Your assignment:
Look through the listing underneath for "babel", and copy every line that has it.
*** Given records ***
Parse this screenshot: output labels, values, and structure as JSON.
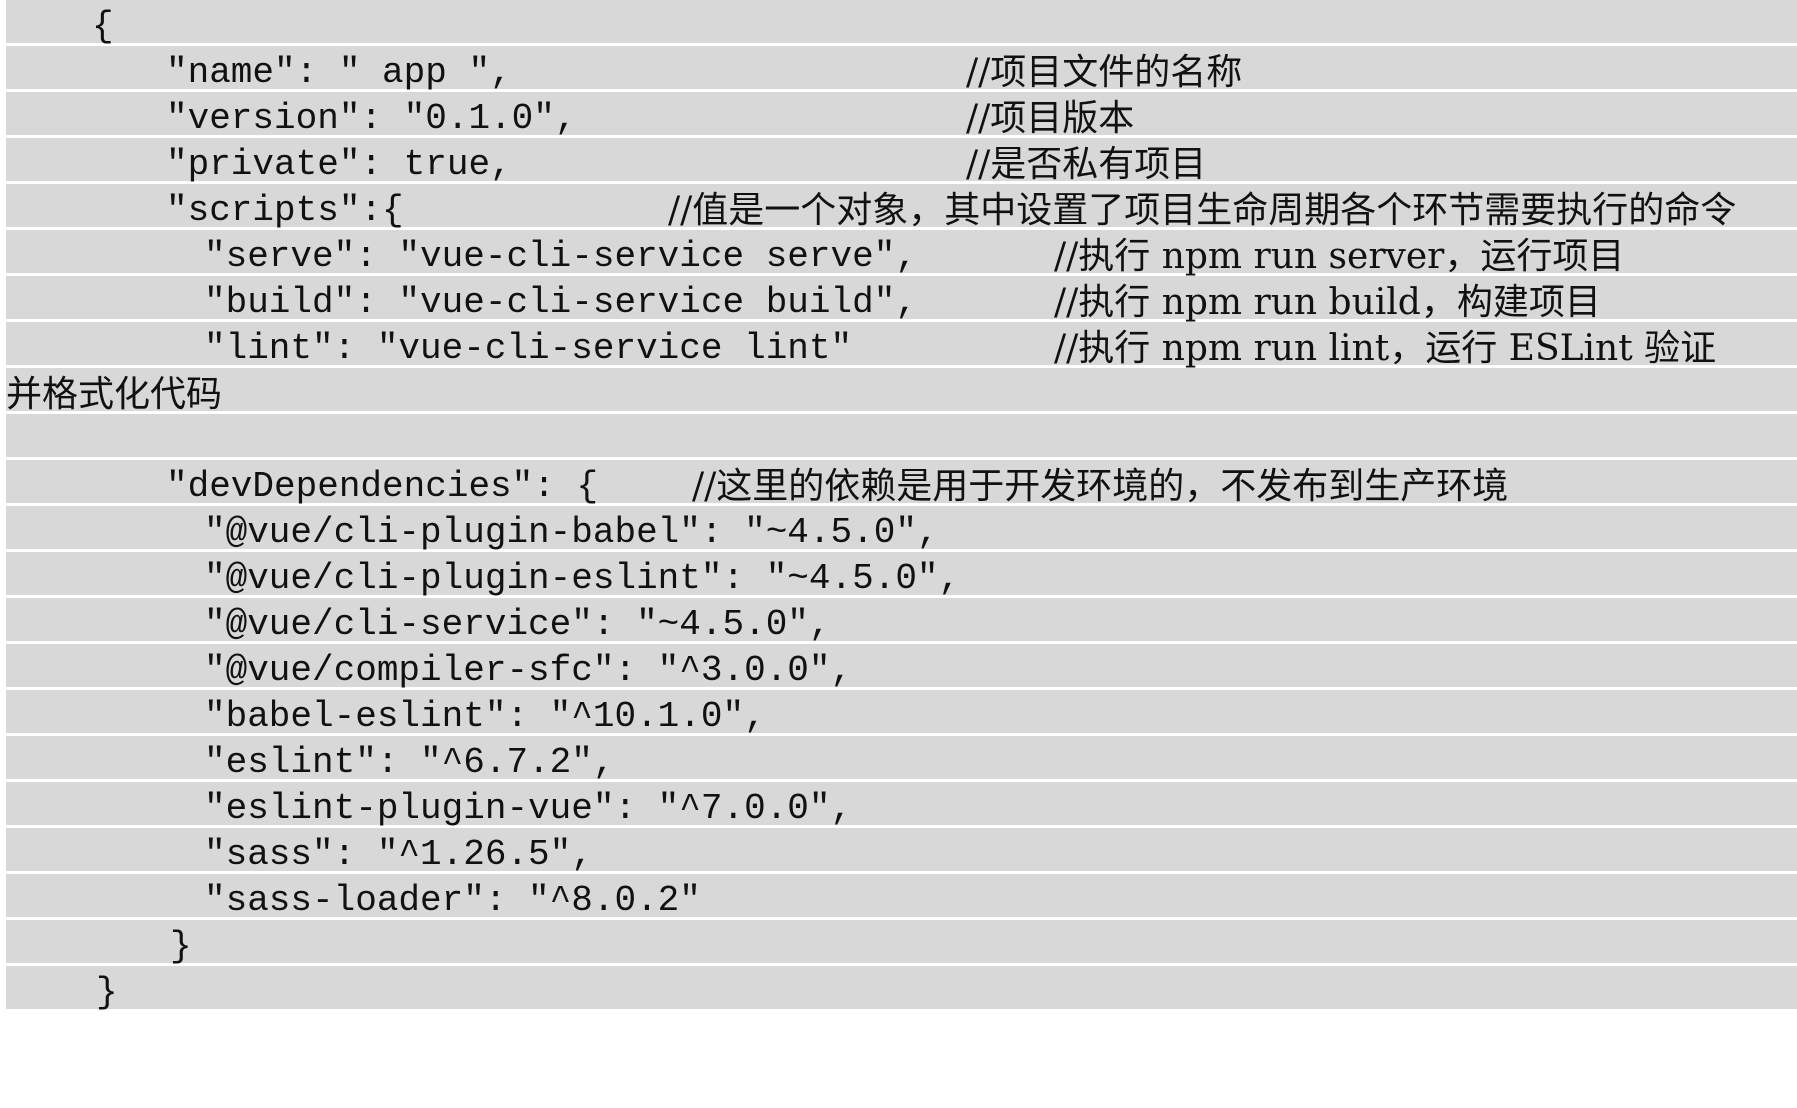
{
  "lines": [
    {
      "code": "{",
      "comment": ""
    },
    {
      "code": "\"name\": \" app \",",
      "comment": "//项目文件的名称"
    },
    {
      "code": "\"version\": \"0.1.0\",",
      "comment": "//项目版本"
    },
    {
      "code": "\"private\": true,",
      "comment": "//是否私有项目"
    },
    {
      "code": "\"scripts\":{",
      "comment": "//值是一个对象，其中设置了项目生命周期各个环节需要执行的命令"
    },
    {
      "code": "\"serve\": \"vue-cli-service serve\",",
      "comment": "//执行 npm run server，运行项目"
    },
    {
      "code": "\"build\": \"vue-cli-service build\",",
      "comment": "//执行 npm run build，构建项目"
    },
    {
      "code": "\"lint\": \"vue-cli-service lint\"",
      "comment": "//执行 npm run lint，运行 ESLint 验证"
    },
    {
      "code": "",
      "comment": "并格式化代码"
    },
    {
      "code": "",
      "comment": ""
    },
    {
      "code": "\"devDependencies\": {",
      "comment": "//这里的依赖是用于开发环境的，不发布到生产环境"
    },
    {
      "code": "\"@vue/cli-plugin-babel\": \"~4.5.0\",",
      "comment": ""
    },
    {
      "code": "\"@vue/cli-plugin-eslint\": \"~4.5.0\",",
      "comment": ""
    },
    {
      "code": "\"@vue/cli-service\": \"~4.5.0\",",
      "comment": ""
    },
    {
      "code": "\"@vue/compiler-sfc\": \"^3.0.0\",",
      "comment": ""
    },
    {
      "code": "\"babel-eslint\": \"^10.1.0\",",
      "comment": ""
    },
    {
      "code": "\"eslint\": \"^6.7.2\",",
      "comment": ""
    },
    {
      "code": "\"eslint-plugin-vue\": \"^7.0.0\",",
      "comment": ""
    },
    {
      "code": "\"sass\": \"^1.26.5\",",
      "comment": ""
    },
    {
      "code": "\"sass-loader\": \"^8.0.2\"",
      "comment": ""
    },
    {
      "code": "}",
      "comment": ""
    },
    {
      "code": "}",
      "comment": ""
    }
  ]
}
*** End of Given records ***
Solved problem:
      "code": "\"@vue/cli-plugin-babel\": \"~4.5.0\",",
      "code": "\"babel-eslint\": \"^10.1.0\",",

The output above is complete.